Preserving frugivorous birds in agro-ecosystems: lessons from Spanish olive orchards
Article first published online: 12 NOV 2010
© 2010 The Author. Journal of Applied Ecology © 2010 British Ecological Society
Journal of Applied Ecology
Volume 48, Issue 1, pages 228–237, February 2011
How to Cite
Rey, P. J. (2011), Preserving frugivorous birds in agro-ecosystems: lessons from Spanish olive orchards. Journal of Applied Ecology, 48: 228–237. doi: 10.1111/j.1365-2664.2010.01902.x
- Issue published online: 7 JAN 2011
- Article first published online: 12 NOV 2010
- Received 5 March 2010; accepted 20 October 2010 Handling Editor: Davy McCracken
- agricultural landscape;
- bird pre-adaptation;
- frugivorous bird conservation;
- fruit tracking;
- habitat structure simplification;
1. Frugivorous birds are a priority for conservation. They are experiencing the transformation of natural habitats to agro-ecosystems worldwide and some are taking advantage of agricultural production of fleshy-fruited plants. However, the mechanisms through which some birds are able to thrive in agricultural landscapes while others become extinct are poorly known.
2. This manuscript provides an overview of avian frugivory in olive orchards, one of the principal agro-ecosystems in the Mediterranean region and an important winter refuge for birds. The hypothesis that Mediterranean avian frugivores are pre-adapted to olive orchards is used to consider potential constraints to bird occupation of wider agro-ecosystems.
3. Agricultural practices and artificial selection of fruit cause habitat and landscape simplification and reduction of bird food resources in orchards, with resulting negative effects on bird diet and body condition, as well as on bird abundance and diversity.

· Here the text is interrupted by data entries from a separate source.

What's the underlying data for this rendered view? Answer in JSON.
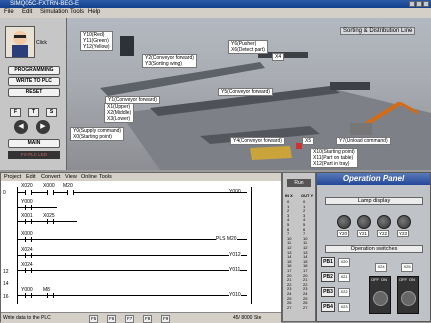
{
  "window": {
    "title": "SIMQ05C-FXTRN-BEG-E"
  },
  "menu": [
    "File",
    "Edit",
    "Simulation",
    "Tools",
    "Help"
  ],
  "scene": {
    "title": "Sorting & Distribution Line",
    "labels": {
      "y10": [
        "Y10(Red)",
        "Y11(Green)",
        "Y12(Yellow)"
      ],
      "y2": [
        "Y2(Conveyor forward)",
        "Y3(Sorting wing)"
      ],
      "y6": [
        "Y6(Pusher)",
        "X6(Detect part)"
      ],
      "x4": "X4",
      "y1": "Y1(Conveyor forward)",
      "x123": [
        "X1(Upper)",
        "X2(Middle)",
        "X3(Lower)"
      ],
      "y0": [
        "Y0(Supply command)",
        "X0(Starting point)"
      ],
      "y5": "Y5(Conveyor forward)",
      "y4": "Y4(Conveyor forward)",
      "x5": "X5",
      "y7": "Y7(Unload command)",
      "x10": [
        "X10(Starting point)",
        "X11(Part on table)",
        "X12(Part in tray)"
      ]
    }
  },
  "control": {
    "click": "Click",
    "programming": "PROGRAMMING",
    "write": "WRITE TO PLC",
    "reset": "RESET",
    "fkeys": [
      "F",
      "T",
      "S"
    ],
    "main": "MAIN",
    "status": "FX-PLC LED"
  },
  "ladder": {
    "menu": [
      "Project",
      "Edit",
      "Convert",
      "View",
      "Online",
      "Tools"
    ],
    "rows": [
      {
        "num": "0",
        "contacts": [
          "X020",
          "X000",
          "M20"
        ],
        "coil": "Y000"
      },
      {
        "num": "",
        "contacts": [
          "Y000"
        ],
        "coil": ""
      },
      {
        "num": "",
        "contacts": [
          "X001",
          "X025"
        ],
        "coil": ""
      },
      {
        "num": "",
        "contacts": [
          "X000"
        ],
        "coil": "PLS  M20"
      },
      {
        "num": "",
        "contacts": [
          "X024"
        ],
        "coil": "Y012"
      },
      {
        "num": "12",
        "contacts": [
          "X024"
        ],
        "coil": "Y011"
      },
      {
        "num": "14",
        "contacts": [],
        "coil": ""
      },
      {
        "num": "16",
        "contacts": [
          "Y000",
          "M8"
        ],
        "coil": "Y010"
      }
    ],
    "status_left": "Write data to the PLC",
    "status_right": "45/ 8000 Ste",
    "tools": [
      "F5",
      "F6",
      "F7",
      "F8",
      "F9"
    ]
  },
  "io": {
    "run": "Run",
    "in_head": "IN X",
    "out_head": "OUT Y",
    "rows": [
      "0",
      "1",
      "2",
      "3",
      "4",
      "5",
      "6",
      "7",
      "10",
      "11",
      "12",
      "13",
      "14",
      "15",
      "16",
      "17",
      "20",
      "21",
      "22",
      "23",
      "24",
      "25",
      "26",
      "27"
    ]
  },
  "panel": {
    "title": "Operation Panel",
    "lamp_title": "Lamp display",
    "lamps": [
      "Y20",
      "Y21",
      "Y22",
      "Y23"
    ],
    "switch_title": "Operation switches",
    "pbs": [
      {
        "label": "PB1",
        "addr": "X20"
      },
      {
        "label": "PB2",
        "addr": "X21"
      },
      {
        "label": "PB3",
        "addr": "X22"
      },
      {
        "label": "PB4",
        "addr": "X23"
      }
    ],
    "sw_addr": [
      "X24",
      "X25"
    ],
    "sw_states": [
      "OFF",
      "ON"
    ]
  },
  "colors": {
    "accent": "#24479a",
    "scene_bg": "#a9acb2"
  }
}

Some of these constraints can be partially overcome by the presence of small hedgerows and copses in the agricultural landscape.

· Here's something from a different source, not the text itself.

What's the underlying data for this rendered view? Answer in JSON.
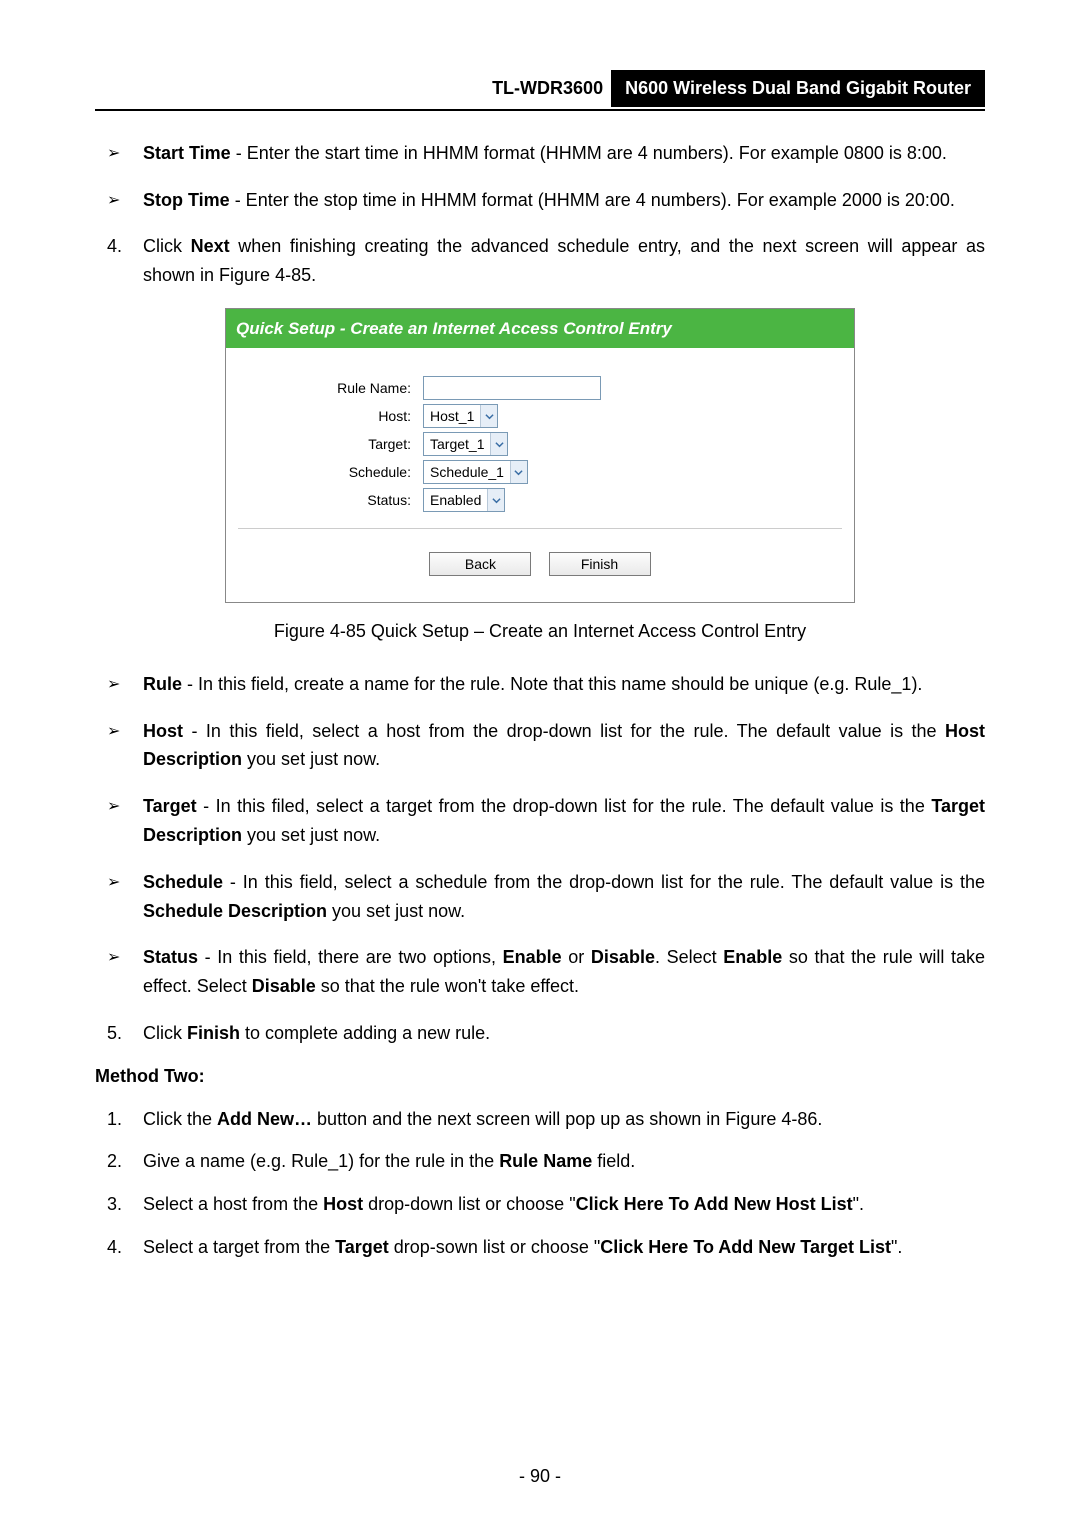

4. Five pre-adaptive features determine the successful occurrence of a bird species in olive orchards: (1) frugivorism intensity; (2) ability to track variation in fruit availability; (3) diet plasticity to cope with low fruit diversity and unbalanced food; (4) fruit handling plasticity to cope with oversized fruits; and (5) ecomorphology and foraging niche conditions which increase the ability to respond to habitat simplification.
5. Synthesis and applications. Management practices have the potential to alleviate the constraints that habitat simplification puts on bird movement and diet. Two inter-related approaches to management are proposed: increasing landscape and habitat diversity by the occurrence of hedgerows and forest remnants; and increasing food availability through reducing the use of pesticides and promoting fruit diversity in hedges.